This weekend marks the end of daylight saving time. That means that, on Sunday morning at 2 a.m., clocks across America will magically jump back one hour.
For many, this offers a small but valuable treat: An extra hour of sleep. But those extra winks may come at a high cost, according to a new research paper published in the journal Epidemiology. The study shows a drastic spike in diagnoses of depression immediately following the time change. What's going on here?
Roughly 1.6 billion people in about 70 countries observe DST. The exact day and time may differ, but the gist is the same: In the spring, we push our clocks forward, and in the fall we put them back. When we jump back in time, the hour of sunlight that was at the end of the day is now at the beginning. The goal is to make the best use of daylight as the seasons change and the days get either longer or shorter.
But it seems this transition can have a noticeable effect on many people's psychological health. Why? Because it screws with our circadian rhythm, or internal clock. When this clock gets out of sync, it can alter the chemicals in our brain, leading to depression.
Think about it: That extra hour of daylight you'll get on Sunday morning might not actually do you much good. In the morning, you're likely to be in bed, or in the shower, or commuting to work. Chances are you're not out and about taking in the sunshine. In other words, people may miss out on an hour of daylight that they were able to benefit from when it was in the afternoon, during DST. This is no good when you consider that sunshine itself is also really important for our mental health. Research has indicated that moderate exposure to the sun boosts our vitamin D levels. And for many, the very act of jumping back an hour in time is an unwelcome reminder that dreary weather is coming, and that thought alone may prompt symptoms associated with depression.

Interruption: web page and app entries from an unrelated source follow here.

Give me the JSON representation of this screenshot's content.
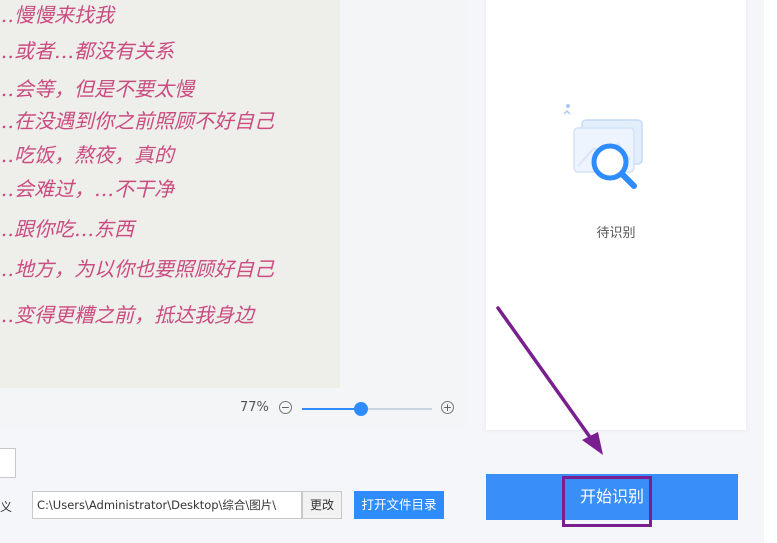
{
  "preview": {
    "handwriting_lines": [
      "…慢慢来找我",
      "…或者…都没有关系",
      "…会等，但是不要太慢",
      "…在没遇到你之前照顾不好自己",
      "…吃饭，熬夜，真的",
      "…会难过，…不干净",
      "…跟你吃…东西",
      "…地方，为以你也要照顾好自己",
      "…变得更糟之前，抵达我身边"
    ],
    "zoom_percent": "77%",
    "zoom_level": 0.45
  },
  "result_panel": {
    "icon": "image-search-icon",
    "status": "待识别"
  },
  "output": {
    "label_fragment": "义",
    "path_value": "C:\\Users\\Administrator\\Desktop\\综合\\图片\\",
    "change_label": "更改",
    "open_dir_label": "打开文件目录"
  },
  "actions": {
    "start_label": "开始识别"
  },
  "colors": {
    "accent": "#2f8cff",
    "start_button": "#3a8ef7",
    "annotation": "#7a1f8f",
    "ink": "#c4306e"
  }
}
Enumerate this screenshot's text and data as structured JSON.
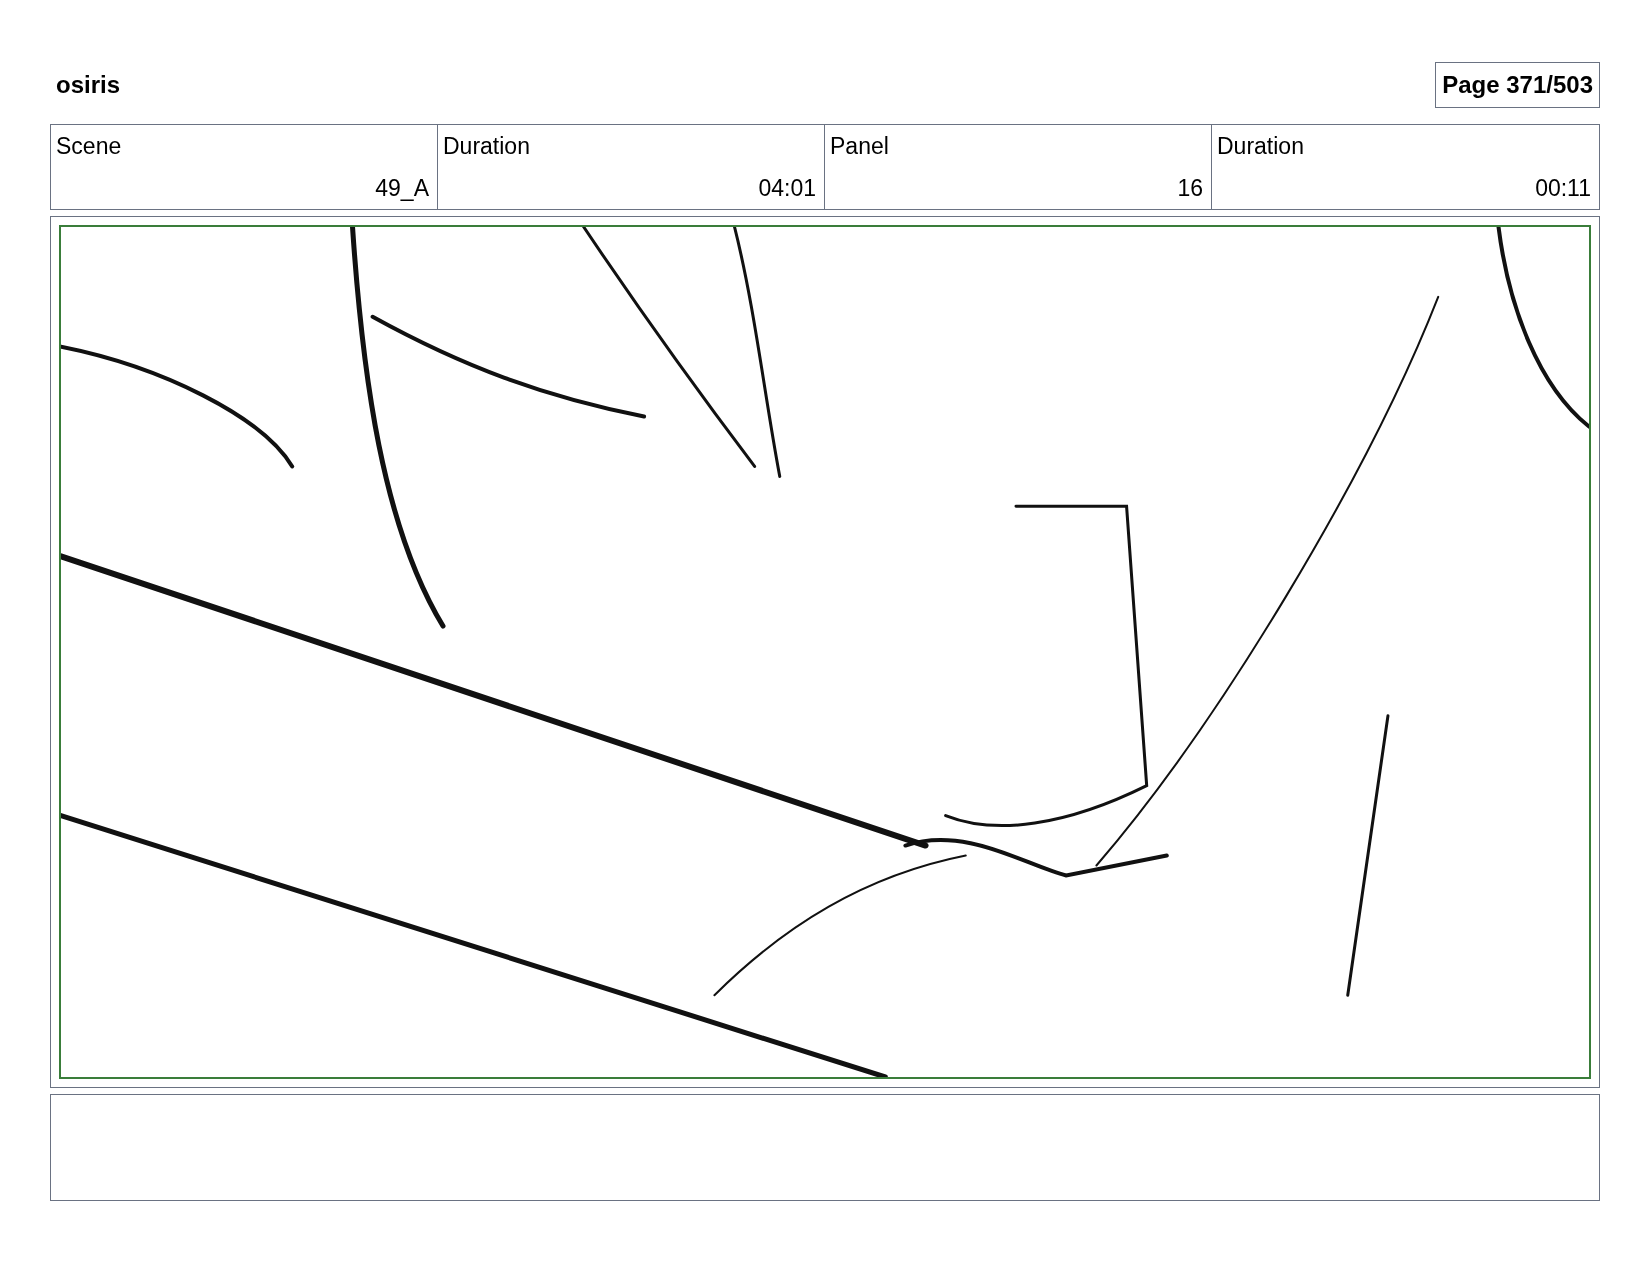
{
  "project": {
    "title": "osiris"
  },
  "page": {
    "label": "Page 371/503"
  },
  "header_table": {
    "columns": [
      "Scene",
      "Duration",
      "Panel",
      "Duration"
    ],
    "row": [
      "49_A",
      "04:01",
      "16",
      "00:11"
    ]
  },
  "panel": {
    "kind": "sketch"
  }
}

Indeed, all of this showed up in the research: According to the study, there is an 11 percent spike in the number of depression diagnoses after the autumn time change. To uncover this statistic, Bertel Hansen of the political science department at the University of Copenhagen, who co-authored the new paper, examined nationwide data between 1995 and 2012 from the Danish Psychiatric Central Research Register, which included 185,419 depression diagnoses.
Perhaps the worst part of his team's findings is this: It takes about 20 weeks after the time change for the number of depression diagnoses to level off. Twenty weeks! That's about five months! "It's not enough to just say, 'Oh they go up,'" says Hansen. "[The diagnoses] have to go up more than what we would expect." And that's exactly what they found.
The team also examined how depression levels changed in the spring, right after jumping forward an hour. They expected to see at least a slight decrease in diagnoses, but found no change at all. That "indicates that it is unlikely to be caused by the one-hour time-shift per se, but rather represents a specific consequence of the turning back of clocks in the fall," the paper says.
So what does all of this mean?
As the end of daylight saving time draws near, it wouldn't be such a bad idea to start shifting your schedule slightly so that you get all of the sunlight your body needs. This could be as simple as waking up a bit earlier or simply taking a walk before work or school. And once Sunday hits, it's worth keeping tabs on your mood and energy level, so you're aware of any significant changes.
Hansen says the point of this new research is not to get rid of DST, but to bring attention to the fact that some people are immediately, negatively impacted by the time change.
His advice for Sunday? "Go outside, do it in the morning, and do it right away."